PROVIDED DATA –
-.-.-

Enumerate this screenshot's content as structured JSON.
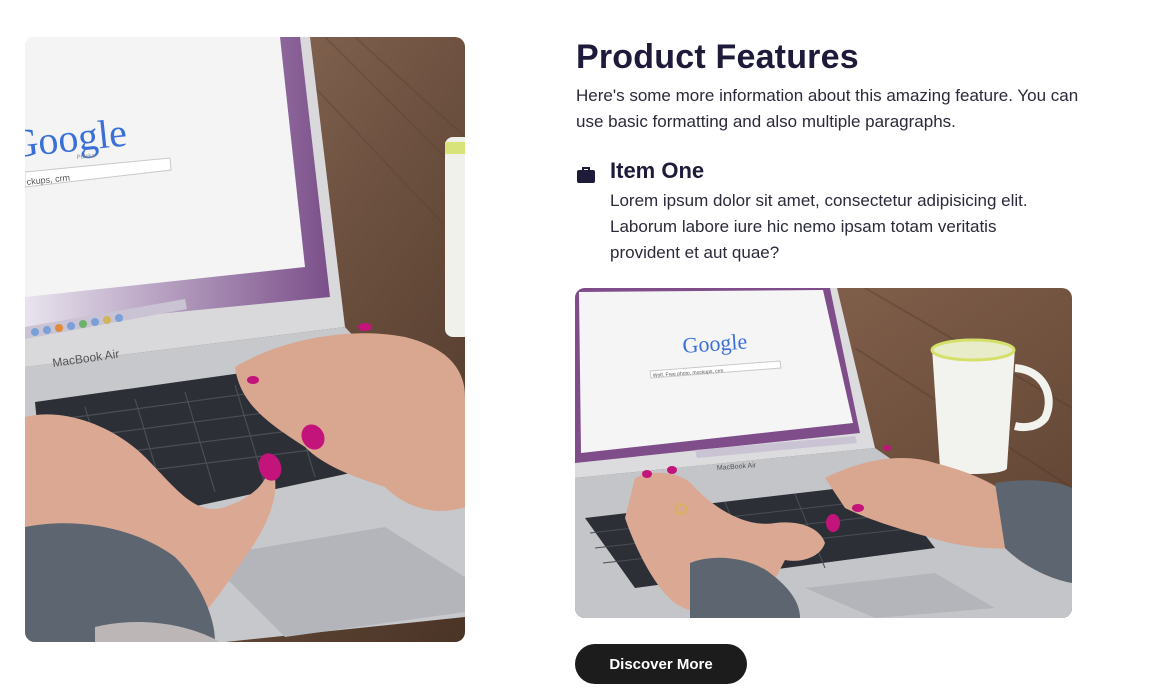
{
  "section": {
    "title": "Product Features",
    "intro": "Here's some more information about this amazing feature. You can use basic formatting and also multiple paragraphs."
  },
  "feature": {
    "icon": "briefcase-icon",
    "title": "Item One",
    "text": "Lorem ipsum dolor sit amet, consectetur adipisicing elit. Laborum labore iure hic nemo ipsam totam veritatis provident et aut quae?"
  },
  "cta": {
    "label": "Discover More"
  },
  "photo": {
    "description": "hands typing on a laptop on a wooden desk",
    "laptop_label": "MacBook Air",
    "search_brand": "Google",
    "search_country": "Polska",
    "search_query_big": "ckups, crm",
    "search_query_small": "Wolf, Free photo, mockups, crm"
  },
  "colors": {
    "heading": "#1e1b3a",
    "button_bg": "#1c1c1c",
    "button_text": "#ffffff",
    "nail": "#c2147a",
    "sweater": "#5a6470",
    "desk": "#7a5a44"
  }
}
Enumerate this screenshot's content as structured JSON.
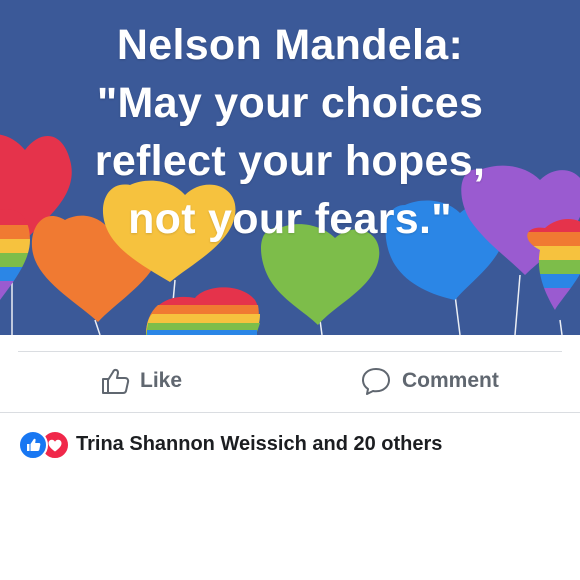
{
  "post": {
    "quote_lines": [
      "Nelson Mandela:",
      "\"May your choices",
      "reflect your hopes,",
      "not your fears.\""
    ]
  },
  "actions": {
    "like_label": "Like",
    "comment_label": "Comment"
  },
  "reactions": {
    "summary": "Trina Shannon Weissich and 20 others",
    "icons": [
      "like-reaction-icon",
      "love-reaction-icon"
    ]
  },
  "colors": {
    "banner_bg": "#3b5998",
    "action_text": "#606770",
    "like_blue": "#1877f2",
    "love_red": "#f0284a"
  }
}
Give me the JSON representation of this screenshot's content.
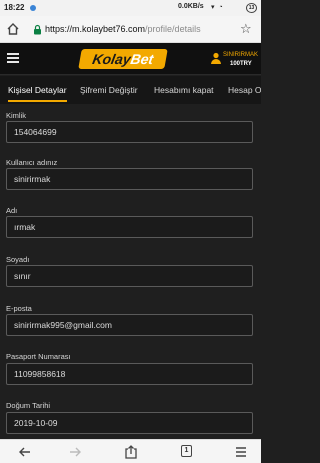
{
  "status_bar": {
    "time": "18:22",
    "network_speed": "0.0KB/s",
    "battery": "13"
  },
  "browser": {
    "url_host": "https://m.kolaybet76.com",
    "url_path": "/profile/details"
  },
  "site": {
    "logo_part1": "Kolay",
    "logo_part2": "Bet",
    "user_name": "SINIRIRMAK",
    "user_balance": "100TRY"
  },
  "tabs": [
    {
      "label": "Kişisel Detaylar",
      "active": true
    },
    {
      "label": "Şifremi Değiştir",
      "active": false
    },
    {
      "label": "Hesabımı kapat",
      "active": false
    },
    {
      "label": "Hesap Ol",
      "active": false
    }
  ],
  "fields": [
    {
      "label": "Kimlik",
      "value": "154064699"
    },
    {
      "label": "Kullanıcı adınız",
      "value": "sinirirmak"
    },
    {
      "label": "Adı",
      "value": "ırmak"
    },
    {
      "label": "Soyadı",
      "value": "sınır"
    },
    {
      "label": "E-posta",
      "value": "sinirirmak995@gmail.com"
    },
    {
      "label": "Pasaport Numarası",
      "value": "11099858618"
    },
    {
      "label": "Doğum Tarihi",
      "value": "2019-10-09"
    }
  ],
  "colors": {
    "accent": "#f3a900",
    "background": "#1f1f1f",
    "header": "#101010"
  }
}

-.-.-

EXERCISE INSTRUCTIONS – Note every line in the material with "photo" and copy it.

EXPECTED ANSWER –
  "photo": {
    "search_query_small": "Wolf, Free photo, mockups, crm"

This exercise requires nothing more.